Employment Law

The word “unprecedented” has been applied often (and exhaustingly) throughout the COVID-19 pandemic, but when it comes to the impact the pandemic had on the U.S. employment law landscape, the term fits. This was never truer than in the earliest days of the COVID-19 outbreak when companies, facing sudden and abrupt business closures, dramatically reduced their headcounts, ad often without much, if any, advance warning.

Many businesses closing altogether or implementing mass layoffs lacked sufficient time to give notices to employees and government officials under the WARN Act, a federal law requiring larger employers to give at least sixty (60) days’ advance notice of plant closings and mass layoffs. The WARN Act does, however, afford employers several affirmative defenses when they legitimately do not have 60 days’ advance notice themselves of the coming employment losses. One of these defenses – the “natural disaster” exception, 29 U.S.C. § 2102(b)(2)(B) – generally has been applied in cases when a business shutters due to a hurricane, flood, drought, storm, tidal wave, or similar event. Many businesses relied on this exception when they terminated employees suddenly due to COVID-19, reasoning that it too was a natural (as in, not manmade) occurrence with disastrous consequences (infection, hospitalization, and death).

One of the companies to do so was US Well Services, Inc., a hydraulic fracturing (“fracking”) business. In early March 2020, the company faced plummeting oil prices partially due to decreased demand for oil and gas following pandemic-related travel restrictions. As a result, several of US Well’s customers abruptly discontinued the fracking work the company had been performing for them at several Texas sites. On March 18, 2020, US Well distributed notices to hundreds of employees notifying them that they were immediately laid off “due to unforeseeable business circumstances resulting from a lack of available customer work caused by the significant drop in oil prices and the unexpected adverse impact that the Coronavirus has caused.”

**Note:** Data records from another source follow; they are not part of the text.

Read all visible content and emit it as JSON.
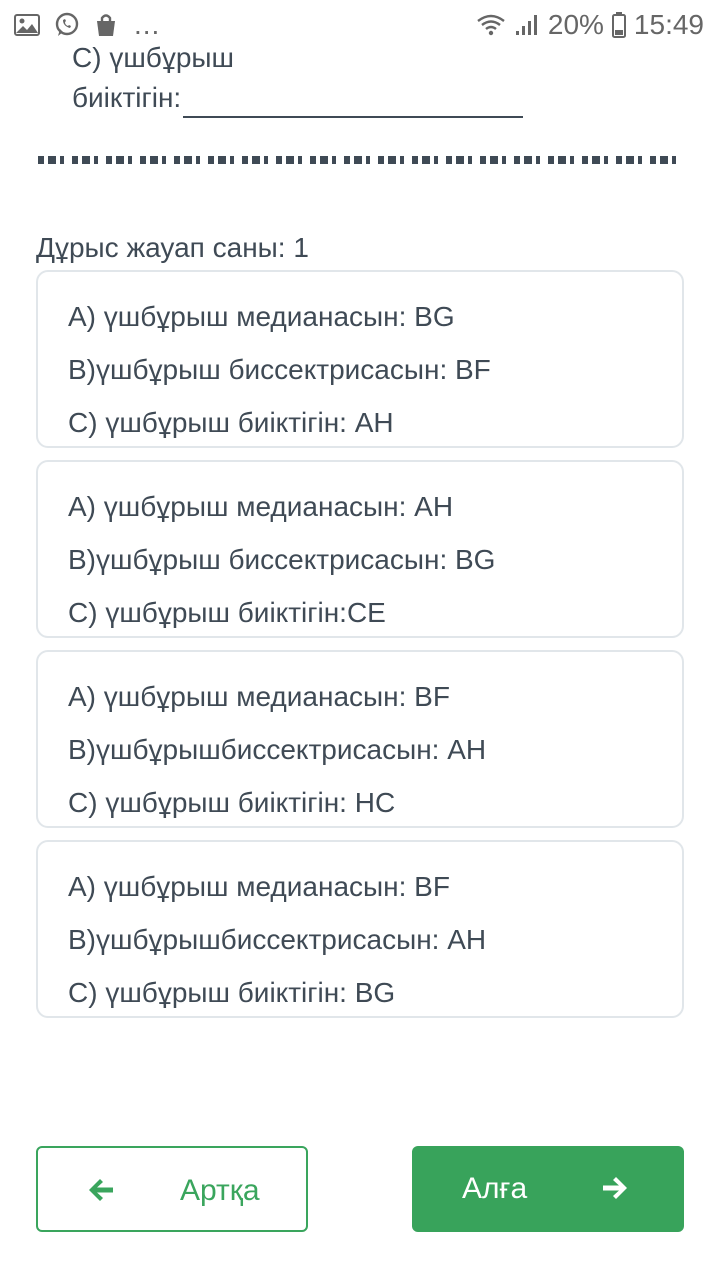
{
  "status_bar": {
    "battery_percent": "20%",
    "time": "15:49",
    "more": "...",
    "icons": [
      "image-icon",
      "whatsapp-icon",
      "shopping-bag-icon",
      "wifi-icon",
      "signal-icon",
      "battery-icon"
    ]
  },
  "question": {
    "line1": "C) үшбұрыш",
    "line2": "биіктігін:"
  },
  "correct_count": "Дұрыс жауап саны: 1",
  "options": [
    {
      "a": "A) үшбұрыш медианасын: BG",
      "b": "B)үшбұрыш биссектрисасын: BF",
      "c": "C) үшбұрыш биіктігін: AH"
    },
    {
      "a": "A) үшбұрыш медианасын: AH",
      "b": "B)үшбұрыш биссектрисасын: BG",
      "c": "C) үшбұрыш биіктігін:CE"
    },
    {
      "a": "A) үшбұрыш медианасын: BF",
      "b": "B)үшбұрышбиссектрисасын: AH",
      "c": "C) үшбұрыш биіктігін: HC"
    },
    {
      "a": "A) үшбұрыш медианасын: BF",
      "b": "B)үшбұрышбиссектрисасын: AH",
      "c": "C) үшбұрыш биіктігін: BG"
    }
  ],
  "nav": {
    "back_label": "Артқа",
    "next_label": "Алға",
    "back_icon": "arrow-left-icon",
    "next_icon": "arrow-right-icon"
  },
  "colors": {
    "accent_green": "#38a35b",
    "text": "#3f4a55",
    "card_border": "#e1e6ea"
  }
}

The employees filed WARN Act claims in the Southern District of Texas. US Well moved for judgment in its favor, arguing that COVID-19 constitutes a natural disaster under the WARN Act and that the company therefore was exempt from the WARN Act’s 60-day notice requirement. The workers also sought judgment in their favor, arguing that the WARN Act did not include pandemics or viruses in its examples of events constituting natural disasters. The trial court denied both sides’ motions. The workers filed an interlocutory (interim) appeal of the decision with the U.S. Court of Appeals for the Fifth Circuit.

In a unanimous decision issued June 15, 2022, the Fifth Circuit held “that the COVID-19 pandemic is not a natural disaster under the WARN Act.” See Easom v. US Well Servs., Inc., No. 21-20202 (5th Cir. Jun. 15, 2022). This first-of-its-kind U.S. appellate decision distinguishes natural disasters like floods, earthquakes and droughts, which the court described as “hydrological, geological and meteorological events,” from diseases, pandemics, and viruses, finding that if Congress intended for the latter events to be included in the scope of natural disasters, it knew how to do so. “That [Congress] chose not to justifies the inference that those terms were deliberately excluded,” the court wrote.

Although other federal appellate courts conceivably could interpret the term “natural disaster” differently, setting up a split of authority requiring Supreme Court resolution, for now the decision presents a significant obstacle to employers that relied on COVID-19 and its attendant challenges as the sole or primary justification for failing to give sufficient notice of terminations for WARN Act purposes, notice that, absent the gift of prognostication, no employer could have given in the earliest days of the pandemic. That leaves substantial exposure for back pay to the employees terminated fewer than 60 days after learning of their employment loss, unwelcome news to employers still regaining their footing after the pandemic.